Look through the data that follows and work out how many lines contain the string "Visual". Nothing but that number should be given.

########################################

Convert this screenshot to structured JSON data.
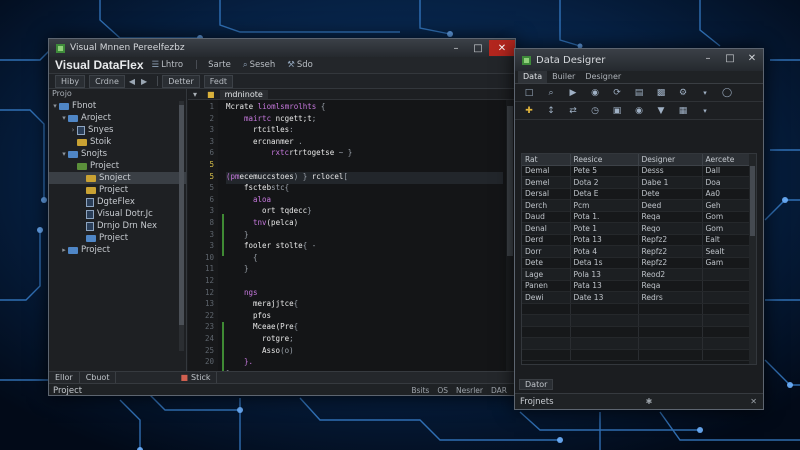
{
  "ide": {
    "title": "Visual Mnnen Pereelfezbz",
    "brand": "Visual DataFlex",
    "menu": [
      {
        "label": "Lhtro",
        "icon": "list-icon"
      },
      {
        "label": "Sarte",
        "icon": ""
      },
      {
        "label": "Seseh",
        "icon": "search-icon"
      },
      {
        "label": "Sdo",
        "icon": "tool-icon"
      }
    ],
    "toolbar": [
      "Hiby",
      "Crdne",
      "Detter",
      "Fedt"
    ],
    "explorer": {
      "header": "Projo",
      "items": [
        {
          "label": "Fbnot",
          "level": 0,
          "toggle": "▾",
          "icon": "folder-blue"
        },
        {
          "label": "Aroject",
          "level": 1,
          "toggle": "▾",
          "icon": "folder-blue"
        },
        {
          "label": "Snyes",
          "level": 2,
          "toggle": "›",
          "icon": "file"
        },
        {
          "label": "Stoik",
          "level": 2,
          "toggle": "",
          "icon": "folder-yellow"
        },
        {
          "label": "Snojts",
          "level": 1,
          "toggle": "▾",
          "icon": "folder-blue"
        },
        {
          "label": "Project",
          "level": 2,
          "toggle": "",
          "icon": "folder-green"
        },
        {
          "label": "Snoject",
          "level": 3,
          "toggle": "",
          "icon": "folder-yellow",
          "selected": true
        },
        {
          "label": "Project",
          "level": 3,
          "toggle": "",
          "icon": "folder-yellow"
        },
        {
          "label": "DgteFlex",
          "level": 3,
          "toggle": "",
          "icon": "file"
        },
        {
          "label": "Visual Dotr.Jc",
          "level": 3,
          "toggle": "",
          "icon": "file"
        },
        {
          "label": "Drnjo Drn Nex",
          "level": 3,
          "toggle": "",
          "icon": "file"
        },
        {
          "label": "Project",
          "level": 3,
          "toggle": "",
          "icon": "folder-blue"
        },
        {
          "label": "Project",
          "level": 1,
          "toggle": "▸",
          "icon": "folder-blue"
        }
      ]
    },
    "editor": {
      "tab_active": "mdninote",
      "line_numbers": [
        "1",
        "2",
        "3",
        "3",
        "6",
        "5",
        "5",
        "5",
        "6",
        "3",
        "8",
        "3",
        "3",
        "10",
        "11",
        "12",
        "12",
        "13",
        "22",
        "23",
        "24",
        "25",
        "20"
      ],
      "lines": [
        {
          "indent": 0,
          "parts": [
            {
              "t": "Mcrate ",
              "c": "fn"
            },
            {
              "t": "liomlsmrolhts",
              "c": "kw"
            },
            {
              "t": " {",
              "c": "punc"
            }
          ]
        },
        {
          "indent": 2,
          "parts": [
            {
              "t": "mairtc ",
              "c": "kw"
            },
            {
              "t": "ncgett;t",
              "c": "fn"
            },
            {
              "t": ";",
              "c": "punc"
            }
          ]
        },
        {
          "indent": 3,
          "parts": [
            {
              "t": "rtcitles",
              "c": "fn"
            },
            {
              "t": ":",
              "c": "punc"
            }
          ]
        },
        {
          "indent": 3,
          "parts": [
            {
              "t": "ercnanmer",
              "c": "fn"
            },
            {
              "t": " .",
              "c": "punc"
            }
          ]
        },
        {
          "indent": 5,
          "parts": [
            {
              "t": "rxtc",
              "c": "kw"
            },
            {
              "t": "rtrtogetse",
              "c": "fn"
            },
            {
              "t": " ~    }",
              "c": "punc"
            }
          ]
        },
        {
          "indent": 0,
          "parts": []
        },
        {
          "indent": 0,
          "parts": [
            {
              "t": "(pm",
              "c": "kw"
            },
            {
              "t": "ecemuccstoes",
              "c": "fn"
            },
            {
              "t": ")  }  ",
              "c": "punc"
            },
            {
              "t": "rclocel",
              "c": "fn"
            },
            {
              "t": "[",
              "c": "punc"
            }
          ]
        },
        {
          "indent": 2,
          "parts": [
            {
              "t": "fscteb",
              "c": "fn"
            },
            {
              "t": "stc{",
              "c": "punc"
            }
          ]
        },
        {
          "indent": 3,
          "parts": [
            {
              "t": "aloa",
              "c": "kw"
            }
          ]
        },
        {
          "indent": 4,
          "parts": [
            {
              "t": "ort ",
              "c": "fn"
            },
            {
              "t": "tqdecc",
              "c": "fn"
            },
            {
              "t": "}",
              "c": "punc"
            }
          ]
        },
        {
          "indent": 3,
          "parts": [
            {
              "t": "tnv",
              "c": "kw"
            },
            {
              "t": "(pe",
              "c": "fn"
            },
            {
              "t": "lca)",
              "c": "fn"
            }
          ]
        },
        {
          "indent": 2,
          "parts": [
            {
              "t": "}",
              "c": "punc"
            }
          ]
        },
        {
          "indent": 2,
          "parts": [
            {
              "t": "fooler ",
              "c": "fn"
            },
            {
              "t": "stolte",
              "c": "fn"
            },
            {
              "t": "{    -",
              "c": "punc"
            }
          ]
        },
        {
          "indent": 3,
          "parts": [
            {
              "t": "{",
              "c": "punc"
            }
          ]
        },
        {
          "indent": 2,
          "parts": [
            {
              "t": "}",
              "c": "punc"
            }
          ]
        },
        {
          "indent": 0,
          "parts": []
        },
        {
          "indent": 2,
          "parts": [
            {
              "t": "ngs",
              "c": "kw"
            }
          ]
        },
        {
          "indent": 3,
          "parts": [
            {
              "t": "merajjtce",
              "c": "fn"
            },
            {
              "t": "{",
              "c": "punc"
            }
          ]
        },
        {
          "indent": 3,
          "parts": [
            {
              "t": "pfos",
              "c": "fn"
            }
          ]
        },
        {
          "indent": 3,
          "parts": [
            {
              "t": "Mceae",
              "c": "fn"
            },
            {
              "t": "(Pre",
              "c": "fn"
            },
            {
              "t": "{",
              "c": "punc"
            }
          ]
        },
        {
          "indent": 4,
          "parts": [
            {
              "t": "rotgre",
              "c": "fn"
            },
            {
              "t": ";",
              "c": "punc"
            }
          ]
        },
        {
          "indent": 4,
          "parts": [
            {
              "t": "Asso",
              "c": "fn"
            },
            {
              "t": "(o)",
              "c": "punc"
            }
          ]
        },
        {
          "indent": 2,
          "parts": [
            {
              "t": "}.",
              "c": "kw"
            }
          ]
        },
        {
          "indent": 0,
          "parts": [
            {
              "t": "}",
              "c": "punc"
            }
          ]
        }
      ]
    },
    "bottom_tabs": [
      "Ellor",
      "Cbuot"
    ],
    "editor_bottom_tab": "Stick",
    "status_left": "Project",
    "status_right": [
      "Bsits",
      "OS",
      "Nesrler",
      "DAR"
    ]
  },
  "data_window": {
    "title": "Data Desigrer",
    "tabs": [
      "Data",
      "Builer",
      "Designer"
    ],
    "columns": [
      "Rat",
      "Reesice",
      "Designer",
      "Aercete"
    ],
    "rows": [
      [
        "Demal",
        "Pete 5",
        "Desss",
        "Dall"
      ],
      [
        "Demel",
        "Dota 2",
        "Dabe 1",
        "Doa"
      ],
      [
        "Dersal",
        "Deta E",
        "Dete",
        "Aa0"
      ],
      [
        "Derch",
        "Pcm",
        "Deed",
        "Geh"
      ],
      [
        "Daud",
        "Pota 1.",
        "Reqa",
        "Gom"
      ],
      [
        "Denal",
        "Pote 1",
        "Reqo",
        "Gom"
      ],
      [
        "Derd",
        "Pota 13",
        "Repfz2",
        "Ealt"
      ],
      [
        "Dorr",
        "Pota 4",
        "Repfz2",
        "Sealt"
      ],
      [
        "Dete",
        "Deta 1s",
        "Repfz2",
        "Gam"
      ],
      [
        "Lage",
        "Pola 13",
        "Reod2",
        ""
      ],
      [
        "Panen",
        "Pata 13",
        "Reqa",
        ""
      ],
      [
        "Dewi",
        "Date 13",
        "Redrs",
        ""
      ],
      [
        "",
        "",
        "",
        ""
      ],
      [
        "",
        "",
        "",
        ""
      ],
      [
        "",
        "",
        "",
        ""
      ],
      [
        "",
        "",
        "",
        ""
      ],
      [
        "",
        "",
        "",
        ""
      ]
    ],
    "bottom_tab": "Dator",
    "status": "Frojnets"
  }
}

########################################

ANSWER BELOW – 3